  3. Programming – I’m not even going to try to attack this in a small paragraph.
  4. Writing – Well, let’s start with blogging, perhaps more will come of it.  Although I did just notice that nanowrimo is next month.
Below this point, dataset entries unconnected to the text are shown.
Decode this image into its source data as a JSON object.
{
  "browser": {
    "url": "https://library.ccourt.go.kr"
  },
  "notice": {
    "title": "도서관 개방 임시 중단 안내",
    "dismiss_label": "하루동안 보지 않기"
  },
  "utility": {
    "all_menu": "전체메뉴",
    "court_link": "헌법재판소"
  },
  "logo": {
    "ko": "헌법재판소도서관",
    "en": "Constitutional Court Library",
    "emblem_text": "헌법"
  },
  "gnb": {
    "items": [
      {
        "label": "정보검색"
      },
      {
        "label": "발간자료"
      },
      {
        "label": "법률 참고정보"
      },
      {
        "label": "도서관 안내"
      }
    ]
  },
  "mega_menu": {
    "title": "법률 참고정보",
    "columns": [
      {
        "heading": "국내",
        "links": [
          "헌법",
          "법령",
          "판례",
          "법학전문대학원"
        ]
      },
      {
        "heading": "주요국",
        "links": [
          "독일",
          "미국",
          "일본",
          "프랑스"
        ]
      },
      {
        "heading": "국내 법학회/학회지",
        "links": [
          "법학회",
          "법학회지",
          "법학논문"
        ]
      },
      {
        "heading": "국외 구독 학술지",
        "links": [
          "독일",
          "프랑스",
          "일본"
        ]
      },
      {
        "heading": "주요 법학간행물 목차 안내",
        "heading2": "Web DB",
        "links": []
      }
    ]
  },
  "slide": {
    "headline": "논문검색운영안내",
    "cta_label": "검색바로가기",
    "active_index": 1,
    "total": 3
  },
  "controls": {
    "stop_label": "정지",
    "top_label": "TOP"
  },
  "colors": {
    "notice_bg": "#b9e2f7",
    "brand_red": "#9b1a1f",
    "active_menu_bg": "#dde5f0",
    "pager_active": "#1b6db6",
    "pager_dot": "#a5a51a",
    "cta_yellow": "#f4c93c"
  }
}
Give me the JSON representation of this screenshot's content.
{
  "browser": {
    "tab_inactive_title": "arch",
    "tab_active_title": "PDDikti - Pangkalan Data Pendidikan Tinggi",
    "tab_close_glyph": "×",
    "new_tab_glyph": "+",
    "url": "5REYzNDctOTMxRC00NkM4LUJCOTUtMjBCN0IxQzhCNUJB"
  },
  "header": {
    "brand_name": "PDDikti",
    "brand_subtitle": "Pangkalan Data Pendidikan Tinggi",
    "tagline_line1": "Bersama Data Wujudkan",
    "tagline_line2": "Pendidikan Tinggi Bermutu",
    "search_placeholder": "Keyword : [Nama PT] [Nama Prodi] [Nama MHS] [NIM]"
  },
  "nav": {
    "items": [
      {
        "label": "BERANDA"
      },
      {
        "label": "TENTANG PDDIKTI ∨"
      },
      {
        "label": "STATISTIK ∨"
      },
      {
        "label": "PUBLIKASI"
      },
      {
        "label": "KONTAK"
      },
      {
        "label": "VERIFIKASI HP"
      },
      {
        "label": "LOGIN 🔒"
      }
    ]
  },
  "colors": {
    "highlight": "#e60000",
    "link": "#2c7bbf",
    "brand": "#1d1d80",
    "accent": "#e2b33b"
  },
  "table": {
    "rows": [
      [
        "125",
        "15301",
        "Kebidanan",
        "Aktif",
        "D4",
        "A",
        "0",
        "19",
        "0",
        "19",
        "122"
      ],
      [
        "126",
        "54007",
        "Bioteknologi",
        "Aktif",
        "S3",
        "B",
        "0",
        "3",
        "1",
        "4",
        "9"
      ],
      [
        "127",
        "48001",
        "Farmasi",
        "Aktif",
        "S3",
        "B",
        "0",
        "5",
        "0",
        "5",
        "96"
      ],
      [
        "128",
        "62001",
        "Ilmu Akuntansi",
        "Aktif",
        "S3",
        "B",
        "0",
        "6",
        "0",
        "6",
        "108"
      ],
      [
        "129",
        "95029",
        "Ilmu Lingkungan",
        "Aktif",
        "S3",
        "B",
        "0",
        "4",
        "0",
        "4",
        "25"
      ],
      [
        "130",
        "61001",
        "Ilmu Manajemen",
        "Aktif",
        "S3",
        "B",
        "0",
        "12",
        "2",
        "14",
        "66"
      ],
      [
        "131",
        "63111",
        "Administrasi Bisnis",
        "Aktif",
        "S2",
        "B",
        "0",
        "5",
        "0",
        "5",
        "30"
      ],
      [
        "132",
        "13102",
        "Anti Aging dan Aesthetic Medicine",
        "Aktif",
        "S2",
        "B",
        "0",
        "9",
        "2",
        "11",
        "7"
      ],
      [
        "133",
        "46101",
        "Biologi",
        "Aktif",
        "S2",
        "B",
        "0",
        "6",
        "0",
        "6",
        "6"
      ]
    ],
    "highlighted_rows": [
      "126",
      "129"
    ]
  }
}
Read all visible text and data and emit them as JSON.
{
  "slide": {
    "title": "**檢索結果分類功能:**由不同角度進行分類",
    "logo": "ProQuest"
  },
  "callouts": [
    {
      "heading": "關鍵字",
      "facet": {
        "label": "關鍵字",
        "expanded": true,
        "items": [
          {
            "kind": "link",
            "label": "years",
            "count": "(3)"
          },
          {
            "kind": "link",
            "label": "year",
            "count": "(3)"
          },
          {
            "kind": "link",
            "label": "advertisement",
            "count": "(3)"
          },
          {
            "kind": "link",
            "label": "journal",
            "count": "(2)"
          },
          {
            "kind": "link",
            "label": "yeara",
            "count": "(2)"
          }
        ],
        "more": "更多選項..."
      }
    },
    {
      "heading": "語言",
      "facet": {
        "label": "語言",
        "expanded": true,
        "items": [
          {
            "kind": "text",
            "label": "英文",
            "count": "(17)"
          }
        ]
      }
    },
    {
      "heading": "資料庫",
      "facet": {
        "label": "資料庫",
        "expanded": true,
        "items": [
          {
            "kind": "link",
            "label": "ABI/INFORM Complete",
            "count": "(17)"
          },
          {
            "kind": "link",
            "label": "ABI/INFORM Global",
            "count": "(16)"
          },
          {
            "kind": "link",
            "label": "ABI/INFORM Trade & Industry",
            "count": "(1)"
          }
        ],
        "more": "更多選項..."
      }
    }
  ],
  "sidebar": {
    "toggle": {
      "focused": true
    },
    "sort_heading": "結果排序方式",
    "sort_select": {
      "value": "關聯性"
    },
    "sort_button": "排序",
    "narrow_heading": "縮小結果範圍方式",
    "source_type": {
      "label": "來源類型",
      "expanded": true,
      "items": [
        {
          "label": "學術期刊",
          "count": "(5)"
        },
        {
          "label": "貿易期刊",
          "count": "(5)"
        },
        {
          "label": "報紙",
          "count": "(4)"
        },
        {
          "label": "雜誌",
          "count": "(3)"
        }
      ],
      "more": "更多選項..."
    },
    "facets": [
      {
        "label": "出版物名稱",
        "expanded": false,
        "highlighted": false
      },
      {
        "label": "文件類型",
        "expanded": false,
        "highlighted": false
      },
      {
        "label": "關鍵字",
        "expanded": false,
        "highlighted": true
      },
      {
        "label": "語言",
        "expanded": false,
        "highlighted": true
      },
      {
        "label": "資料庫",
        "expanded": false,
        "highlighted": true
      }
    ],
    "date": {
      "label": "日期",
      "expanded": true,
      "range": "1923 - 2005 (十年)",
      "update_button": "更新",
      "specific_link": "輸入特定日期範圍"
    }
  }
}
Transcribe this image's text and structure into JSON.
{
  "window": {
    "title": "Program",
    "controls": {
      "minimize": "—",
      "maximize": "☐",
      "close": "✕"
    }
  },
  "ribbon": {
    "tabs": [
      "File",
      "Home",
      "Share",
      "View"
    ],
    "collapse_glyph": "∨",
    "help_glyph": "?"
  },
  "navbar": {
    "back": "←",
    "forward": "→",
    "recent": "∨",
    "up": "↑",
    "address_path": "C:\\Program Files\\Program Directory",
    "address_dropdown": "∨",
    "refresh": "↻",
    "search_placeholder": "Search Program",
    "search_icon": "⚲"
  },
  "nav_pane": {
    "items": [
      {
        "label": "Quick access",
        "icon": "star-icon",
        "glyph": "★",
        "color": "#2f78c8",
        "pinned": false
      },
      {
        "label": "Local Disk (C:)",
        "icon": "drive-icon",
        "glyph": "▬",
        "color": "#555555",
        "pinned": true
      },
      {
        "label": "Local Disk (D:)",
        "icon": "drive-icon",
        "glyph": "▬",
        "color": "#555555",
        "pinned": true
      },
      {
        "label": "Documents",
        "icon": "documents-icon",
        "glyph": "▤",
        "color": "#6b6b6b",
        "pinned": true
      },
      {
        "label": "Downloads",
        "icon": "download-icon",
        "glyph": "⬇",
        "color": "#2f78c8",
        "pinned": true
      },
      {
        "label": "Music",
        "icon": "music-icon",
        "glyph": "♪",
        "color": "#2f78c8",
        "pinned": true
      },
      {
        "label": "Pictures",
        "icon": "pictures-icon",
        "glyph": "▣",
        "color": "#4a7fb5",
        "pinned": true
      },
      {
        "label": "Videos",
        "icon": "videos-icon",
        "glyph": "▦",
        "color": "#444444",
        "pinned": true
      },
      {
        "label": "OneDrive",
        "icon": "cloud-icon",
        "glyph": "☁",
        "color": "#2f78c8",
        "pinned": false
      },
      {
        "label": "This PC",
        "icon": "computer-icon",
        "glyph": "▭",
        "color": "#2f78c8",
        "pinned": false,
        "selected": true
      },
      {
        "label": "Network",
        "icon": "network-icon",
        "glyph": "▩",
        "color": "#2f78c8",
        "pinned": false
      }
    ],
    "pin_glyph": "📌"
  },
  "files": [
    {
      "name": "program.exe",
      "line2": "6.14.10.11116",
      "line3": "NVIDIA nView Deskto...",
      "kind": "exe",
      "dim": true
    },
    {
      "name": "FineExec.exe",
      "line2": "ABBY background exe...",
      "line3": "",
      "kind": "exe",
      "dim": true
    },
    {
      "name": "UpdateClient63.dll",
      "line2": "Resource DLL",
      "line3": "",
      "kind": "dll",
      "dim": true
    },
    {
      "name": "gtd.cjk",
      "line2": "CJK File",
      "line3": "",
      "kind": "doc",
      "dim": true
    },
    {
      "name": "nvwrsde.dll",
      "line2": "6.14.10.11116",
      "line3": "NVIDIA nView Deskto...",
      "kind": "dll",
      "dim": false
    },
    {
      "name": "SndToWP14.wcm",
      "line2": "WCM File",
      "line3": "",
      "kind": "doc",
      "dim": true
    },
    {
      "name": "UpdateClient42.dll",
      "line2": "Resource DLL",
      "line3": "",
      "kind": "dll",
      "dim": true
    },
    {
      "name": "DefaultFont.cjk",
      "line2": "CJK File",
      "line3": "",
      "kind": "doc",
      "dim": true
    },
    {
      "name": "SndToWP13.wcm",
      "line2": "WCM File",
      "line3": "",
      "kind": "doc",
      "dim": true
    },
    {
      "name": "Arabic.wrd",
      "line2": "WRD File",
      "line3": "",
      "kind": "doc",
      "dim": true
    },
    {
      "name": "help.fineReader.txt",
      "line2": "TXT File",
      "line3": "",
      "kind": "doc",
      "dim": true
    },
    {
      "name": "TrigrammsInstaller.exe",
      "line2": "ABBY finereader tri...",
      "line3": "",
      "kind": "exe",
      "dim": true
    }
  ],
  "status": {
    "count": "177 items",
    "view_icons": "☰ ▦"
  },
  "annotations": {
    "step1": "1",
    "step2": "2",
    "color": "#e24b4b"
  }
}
Hmmm…

And some of the skills that I’m hoping to develop:

  • Speed reading
  • Memorization techniques
  • Analysis/Critique – If nothing else I am going to start reviewing books and teaching company courses that I read and listen to.
  • Math – there is certainly room for a ‘big’ learning subject here as well, but my initial interest is in exercising basic math skills to see if that help stretch my brain and make some other activities easier.
  • Physical skills – Keep doing yoga and dance and perhaps re-introduce an eastern martial art of some kind – I am certainly strongly planted in the strong body helps a strong mind camp.
  • Typing?

I’m not sure that the last category is actually a separate thing, but I’m including it as a reminder to myself to  strike a balance between a disciplined approach and making sure that I have a blast in the process.

I’ve always been happiest when I’m learning.  But I’ve never been most effective doing so in a classroom context.  I’ve had a good deal of success  from learning within the context of work.  But there are so many things that I’d like to learn that just don’t fit in that scope that I am not really achieving my learning goals while holding a full time job.

So I am going to take some time to attempt to reboot my brain and become a more effective learner.  This is informed by a lot of things, but two of the primary ideas are that of Neuroplasticity and Flow, both of which seem to show that I should be able to effectively manage a mental reboot if I go about this right.  I’ve also been a fan of MindHacks and LifeHacker but have not taken the concentrated time to put these ideas to work.

All of that is great, and there are loads of ideas packed into (or unpack-able from) those four links and I’ll share others as I encounter them.  But I needed a framework to  drape all of that stuff on or it would just end up as a gooey mess in my head.   I ran across this blog – Skip Graduate School, Save $32,000, Do This Instead a couple of years ago and have been thinking about variations on that idea ever since.

This is perfect.  As a direct translation of the above blog post to my situation, I’m going to spend a minimum of a  year on a self-designed education including a number of things that I’ve wanted to do for a very long time but haven’t had the time or energy to pursue.  This includes learning an instrument, learning a foreign language, building writing skills, and broadening my programming/design skills.  That is a set of what I think of as medium sized goals that I can apply learning techniques to and at least informally measure my progress.

Finally, where does all this lead?  If you missed it, I’m taking a minimum of a year off of full time employment to dive into this experiment, if this ends up being a year of self improvement and self discovery, I’ll count it as a success but not be thrilled with the outcome.  My overall objective is to accomplish the brain reboot and in the process discover my next big thing, which I hope will be a project/career that will both improve the world around me and provide a sustainable living.

As part of the writing project, I’ve started this blog to document the journey, so if you find any of the ideas above interesting I hope to have more here on a regular basis.  My first month following full time employment starts today (October 2nd, 2012) and will consist of getting set up for the remainder of the year.  Some of the things I expect to post soon are what instrument and why, what language and why as well as early experiments in improving my pace of learning and how I figure out scheduling in an unconstrained environment.


P.S. In case it isn’t intuitively obvious, the title of this post is meant to refer to the real mode dos/early windows definition of the three finger salute.